materials, please contact us at plainlanguage@nsf.gov. PRIVACY ACT AND PUBLIC BURDEN STATEMENTS The information requested on proposal forms and project reports is solicited under the authority of the National Science Foundation Act of 1950, as amended. The information on proposal forms will be used in connection with the selection of qualified proposals; project reports submitted by awardees will be used for program evaluation and reporting within the Executive Branch and to Congress. The information requested may be disclosed to qualified reviewers and staff assistants as part of the proposal review process; to applicant institutions/grantees to provide or obtain data regarding the proposal review process, award decisions, or the administration of awards; to government contractors, experts, volunteers and researchers and educators as necessary to complete assigned work; to other government agencies needing information as part of the review process or in order to coordinate programs; and to another Federal agency, court or party in a court or Federal administrative proceeding if the government is a party. Information about Principal Investigators may be added to the Reviewer file and used to select potential candidates to serve as peer reviewers or advisory committee members. See Systems of Records, NSF-50, "Principal Investigator/Proposal File and Associated Records," 63 Federal Register 267 (January 5, 1998), and NSF-51, "Reviewer/Proposal File and Associated Records," 63 Federal Register 268 (January 5, 1998). Submission of the information is voluntary. Failure to provide full and complete information, however, may reduce the possibility of receiving an award. Pursuant to 5 CFR 1320.5(b), an agency may not conduct or sponsor, and a person is not required to respond to an information collection unless it displays a valid OMB control number. The OMB control number for this collection is 3145-0058. Public reporting burden for this collection of information is estimated to average 120 hours per response, including the time for reviewing instructions.
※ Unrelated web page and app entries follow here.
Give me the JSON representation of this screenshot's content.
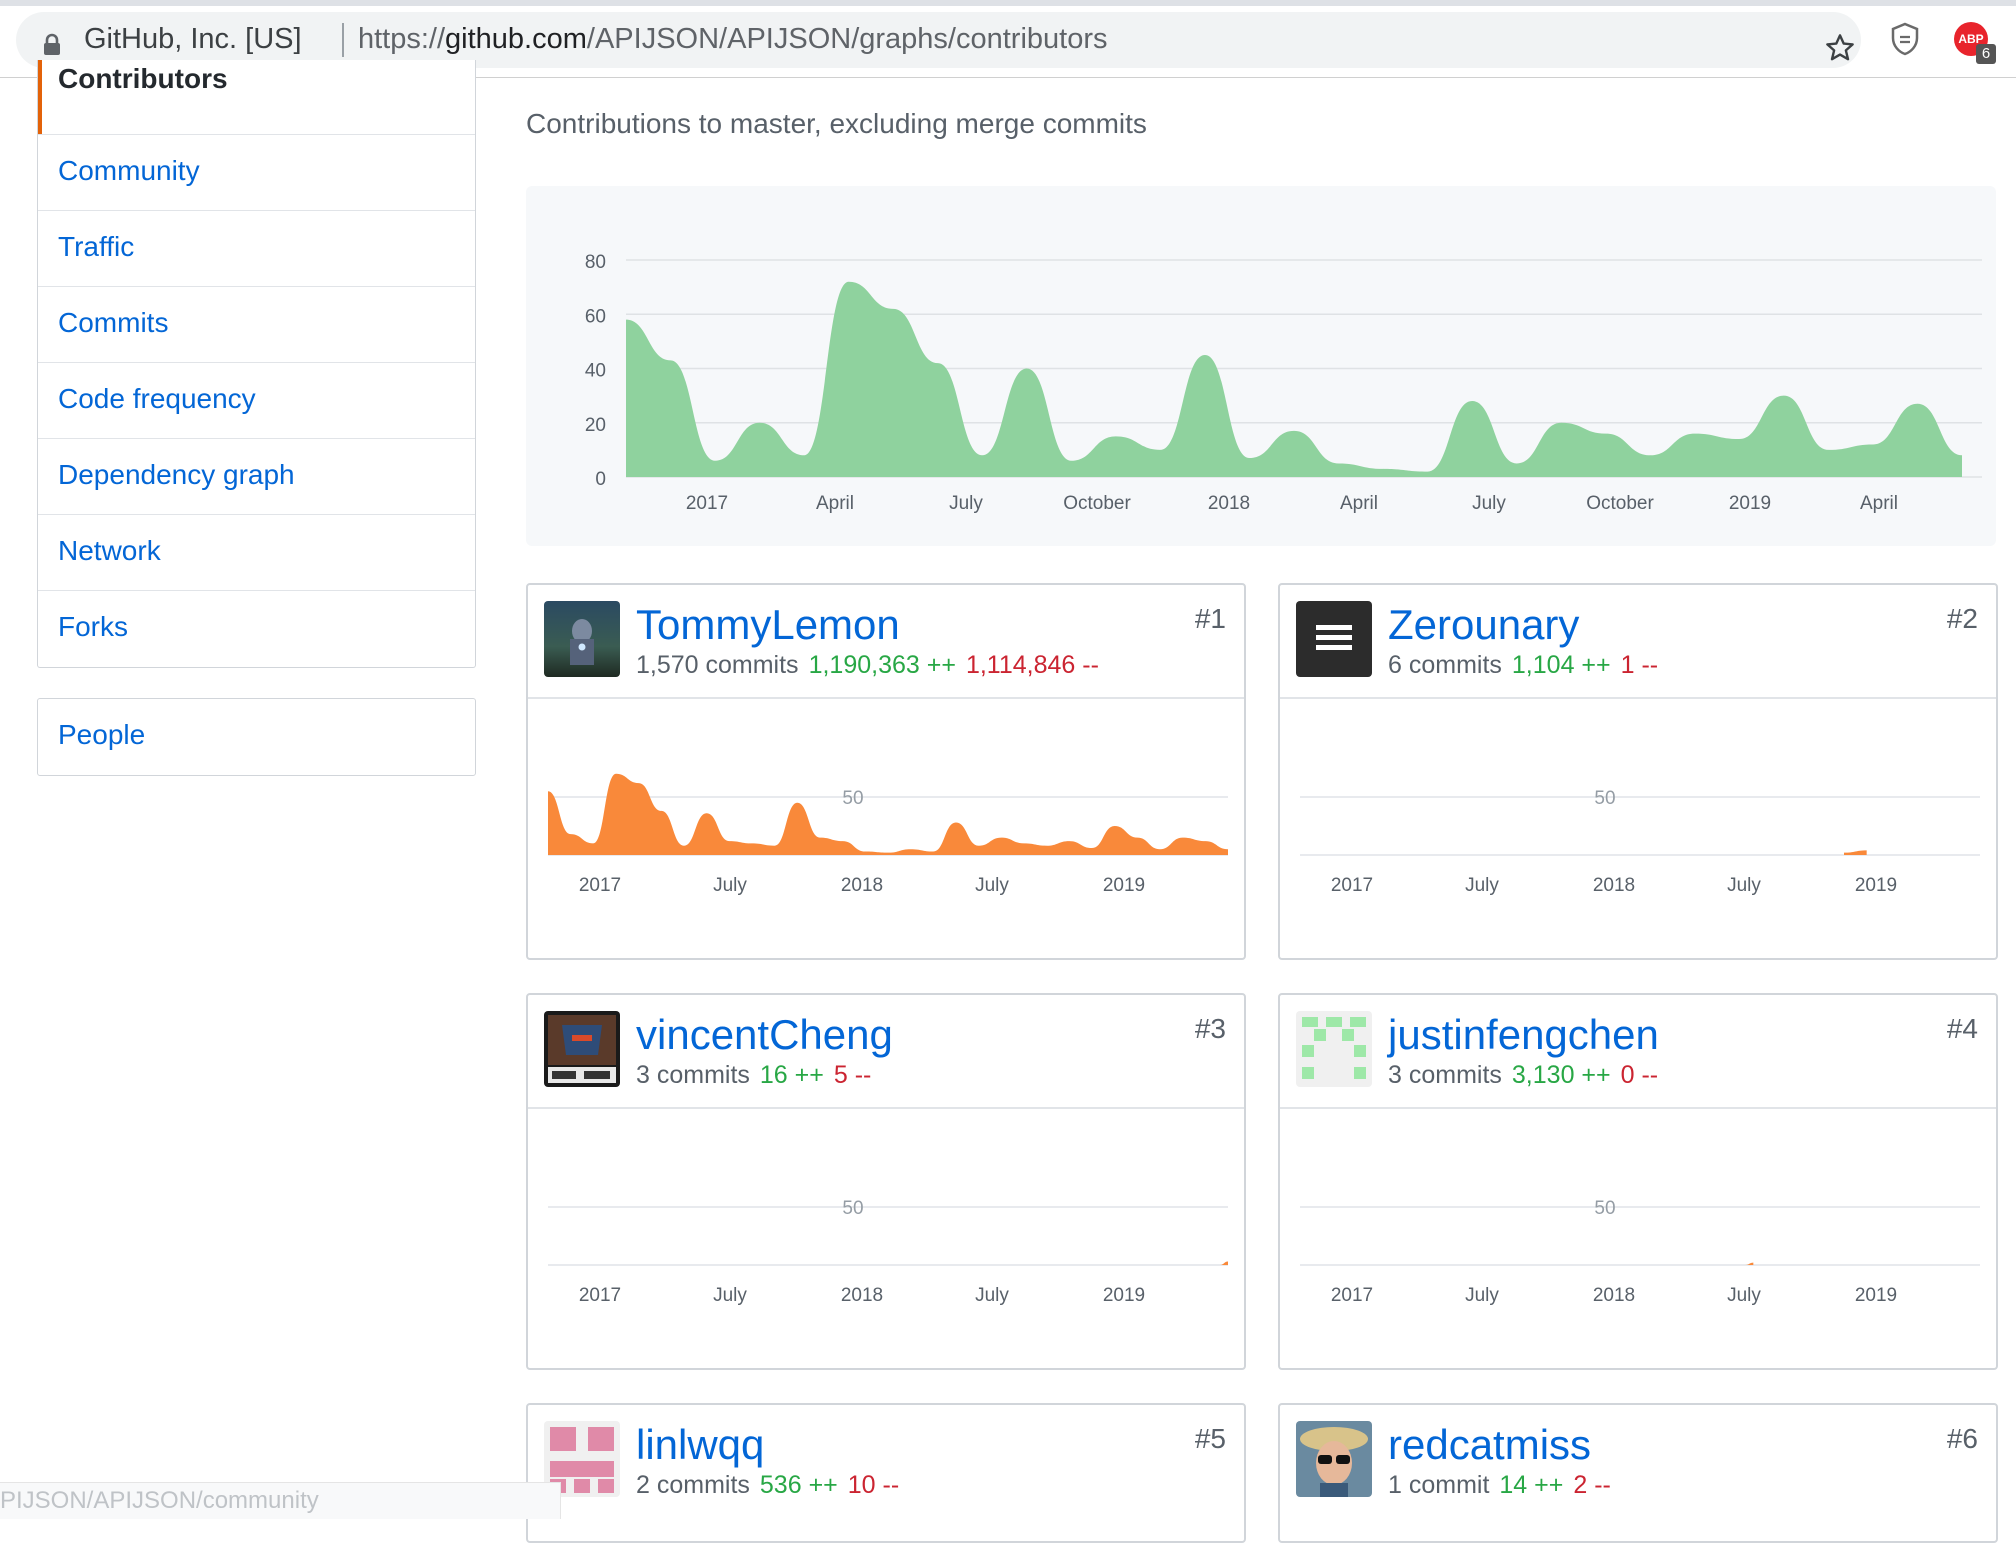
{
  "browser": {
    "site_owner": "GitHub, Inc. [US]",
    "url_scheme": "https://",
    "url_host": "github.com",
    "url_path": "/APIJSON/APIJSON/graphs/contributors",
    "abp_label": "ABP",
    "abp_count": "6",
    "icons": [
      "lock-icon",
      "star-icon",
      "shield-extension-icon",
      "adblock-icon"
    ]
  },
  "sidebar": {
    "items": [
      {
        "label": "Contributors",
        "selected": true
      },
      {
        "label": "Community"
      },
      {
        "label": "Traffic"
      },
      {
        "label": "Commits"
      },
      {
        "label": "Code frequency"
      },
      {
        "label": "Dependency graph"
      },
      {
        "label": "Network"
      },
      {
        "label": "Forks"
      }
    ],
    "people_label": "People"
  },
  "main": {
    "subtitle": "Contributions to master, excluding merge commits"
  },
  "chart_data": [
    {
      "type": "area",
      "color": "#8fd29e",
      "yticks": [
        "80",
        "60",
        "40",
        "20",
        "0"
      ],
      "ylim": [
        0,
        80
      ],
      "xticks": [
        "2017",
        "April",
        "July",
        "October",
        "2018",
        "April",
        "July",
        "October",
        "2019",
        "April"
      ],
      "x": [
        "2016-11",
        "2016-12",
        "2017-01",
        "2017-02",
        "2017-03",
        "2017-04",
        "2017-05",
        "2017-06",
        "2017-07",
        "2017-08",
        "2017-09",
        "2017-10",
        "2017-11",
        "2017-12",
        "2018-01",
        "2018-02",
        "2018-03",
        "2018-04",
        "2018-05",
        "2018-06",
        "2018-07",
        "2018-08",
        "2018-09",
        "2018-10",
        "2018-11",
        "2018-12",
        "2019-01",
        "2019-02",
        "2019-03",
        "2019-04",
        "2019-05"
      ],
      "values": [
        58,
        43,
        6,
        20,
        8,
        72,
        62,
        42,
        8,
        40,
        6,
        15,
        10,
        45,
        7,
        17,
        5,
        3,
        2,
        28,
        5,
        20,
        16,
        8,
        16,
        14,
        30,
        10,
        12,
        27,
        8
      ]
    },
    {
      "type": "area",
      "color": "#f9893a",
      "contributor": "TommyLemon",
      "ytick": "50",
      "xticks": [
        "2017",
        "July",
        "2018",
        "July",
        "2019"
      ],
      "x": [
        "2016-11",
        "2016-12",
        "2017-01",
        "2017-02",
        "2017-03",
        "2017-04",
        "2017-05",
        "2017-06",
        "2017-07",
        "2017-08",
        "2017-09",
        "2017-10",
        "2017-11",
        "2017-12",
        "2018-01",
        "2018-02",
        "2018-03",
        "2018-04",
        "2018-05",
        "2018-06",
        "2018-07",
        "2018-08",
        "2018-09",
        "2018-10",
        "2018-11",
        "2018-12",
        "2019-01",
        "2019-02",
        "2019-03",
        "2019-04",
        "2019-05"
      ],
      "values": [
        55,
        18,
        10,
        70,
        62,
        38,
        8,
        36,
        12,
        10,
        8,
        45,
        15,
        12,
        3,
        2,
        5,
        3,
        28,
        8,
        15,
        10,
        8,
        12,
        6,
        25,
        15,
        5,
        15,
        12,
        5
      ]
    },
    {
      "type": "area",
      "color": "#f9893a",
      "contributor": "Zerounary",
      "ytick": "50",
      "xticks": [
        "2017",
        "July",
        "2018",
        "July",
        "2019"
      ],
      "x": [
        "2018-11",
        "2018-12"
      ],
      "values": [
        2,
        4
      ]
    },
    {
      "type": "area",
      "color": "#f9893a",
      "contributor": "vincentCheng",
      "ytick": "50",
      "xticks": [
        "2017",
        "July",
        "2018",
        "July",
        "2019"
      ],
      "x": [
        "2019-05"
      ],
      "values": [
        3
      ]
    },
    {
      "type": "area",
      "color": "#f9893a",
      "contributor": "justinfengchen",
      "ytick": "50",
      "xticks": [
        "2017",
        "July",
        "2018",
        "July",
        "2019"
      ],
      "x": [
        "2018-07"
      ],
      "values": [
        2
      ]
    }
  ],
  "contributors": [
    {
      "name": "TommyLemon",
      "rank": "#1",
      "commits": "1,570 commits",
      "additions": "1,190,363 ++",
      "deletions": "1,114,846 --"
    },
    {
      "name": "Zerounary",
      "rank": "#2",
      "commits": "6 commits",
      "additions": "1,104 ++",
      "deletions": "1 --"
    },
    {
      "name": "vincentCheng",
      "rank": "#3",
      "commits": "3 commits",
      "additions": "16 ++",
      "deletions": "5 --"
    },
    {
      "name": "justinfengchen",
      "rank": "#4",
      "commits": "3 commits",
      "additions": "3,130 ++",
      "deletions": "0 --"
    },
    {
      "name": "linlwqq",
      "rank": "#5",
      "commits": "2 commits",
      "additions": "536 ++",
      "deletions": "10 --"
    },
    {
      "name": "redcatmiss",
      "rank": "#6",
      "commits": "1 commit",
      "additions": "14 ++",
      "deletions": "2 --"
    }
  ],
  "status_bubble": "PIJSON/APIJSON/community"
}
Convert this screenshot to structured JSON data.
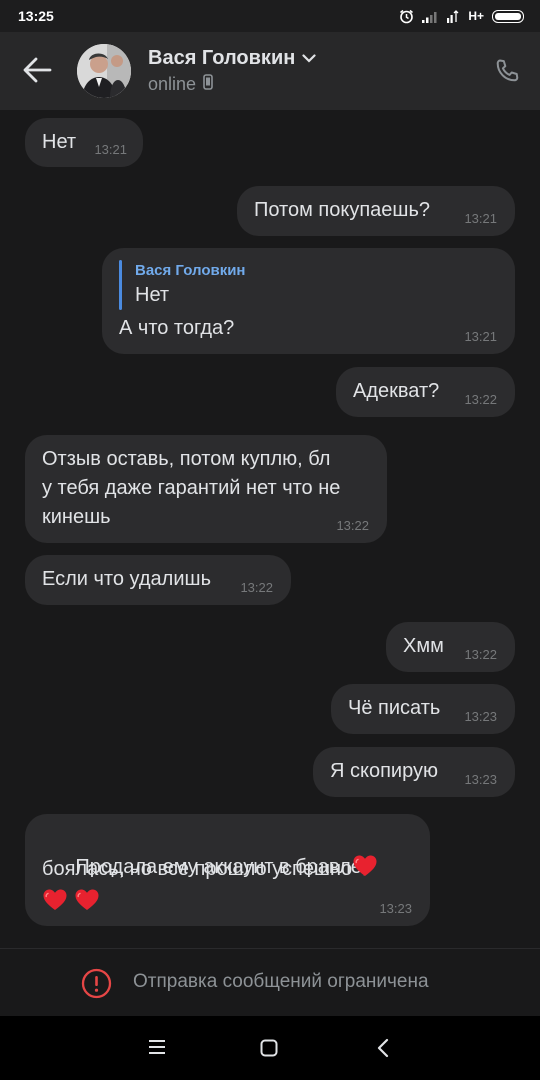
{
  "status_bar": {
    "time": "13:25",
    "network": "H+"
  },
  "header": {
    "contact_name": "Вася Головкин",
    "status": "online"
  },
  "messages": [
    {
      "direction": "in",
      "text": "Нет",
      "time": "13:21"
    },
    {
      "direction": "out",
      "text": "Потом покупаешь?",
      "time": "13:21"
    },
    {
      "direction": "out",
      "reply_author": "Вася Головкин",
      "reply_text": "Нет",
      "text": "А что тогда?",
      "time": "13:21"
    },
    {
      "direction": "out",
      "text": "Адекват?",
      "time": "13:22"
    },
    {
      "direction": "in",
      "text": "Отзыв оставь, потом куплю, бл\nу тебя даже гарантий нет что не\nкинешь",
      "time": "13:22"
    },
    {
      "direction": "in",
      "text": "Если что удалишь",
      "time": "13:22"
    },
    {
      "direction": "out",
      "text": "Хмм",
      "time": "13:22"
    },
    {
      "direction": "out",
      "text": "Чё писать",
      "time": "13:23"
    },
    {
      "direction": "out",
      "text": "Я скопирую",
      "time": "13:23"
    },
    {
      "direction": "in",
      "text_line1": "Продала ему аккаунт в бравле,",
      "text_line2": "боялась, но все прошло успешно",
      "time": "13:23"
    }
  ],
  "restriction": {
    "text": "Отправка сообщений ограничена"
  },
  "colors": {
    "background": "#19191a",
    "bubble": "#2c2c2e",
    "accent": "#71aaeb",
    "warning": "#e64646",
    "heart": "#e8222f"
  }
}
Send comments regarding this burden estimate and any other aspect of this collection of information, including suggestions for reducing this burden, to: Suzanne Plimpton, Reports Clearance Officer, Division of Administrative Services, National Science Foundation, Arlington, VA 22230, or to Office of Information and Regulatory Affairs of OMB, Attention: Desk Officer for National Science Foundation (3145-0058), 725 17th Street, N.W. Room 10235, Washington, D.C. 20503. OMB control number: 3145-0058.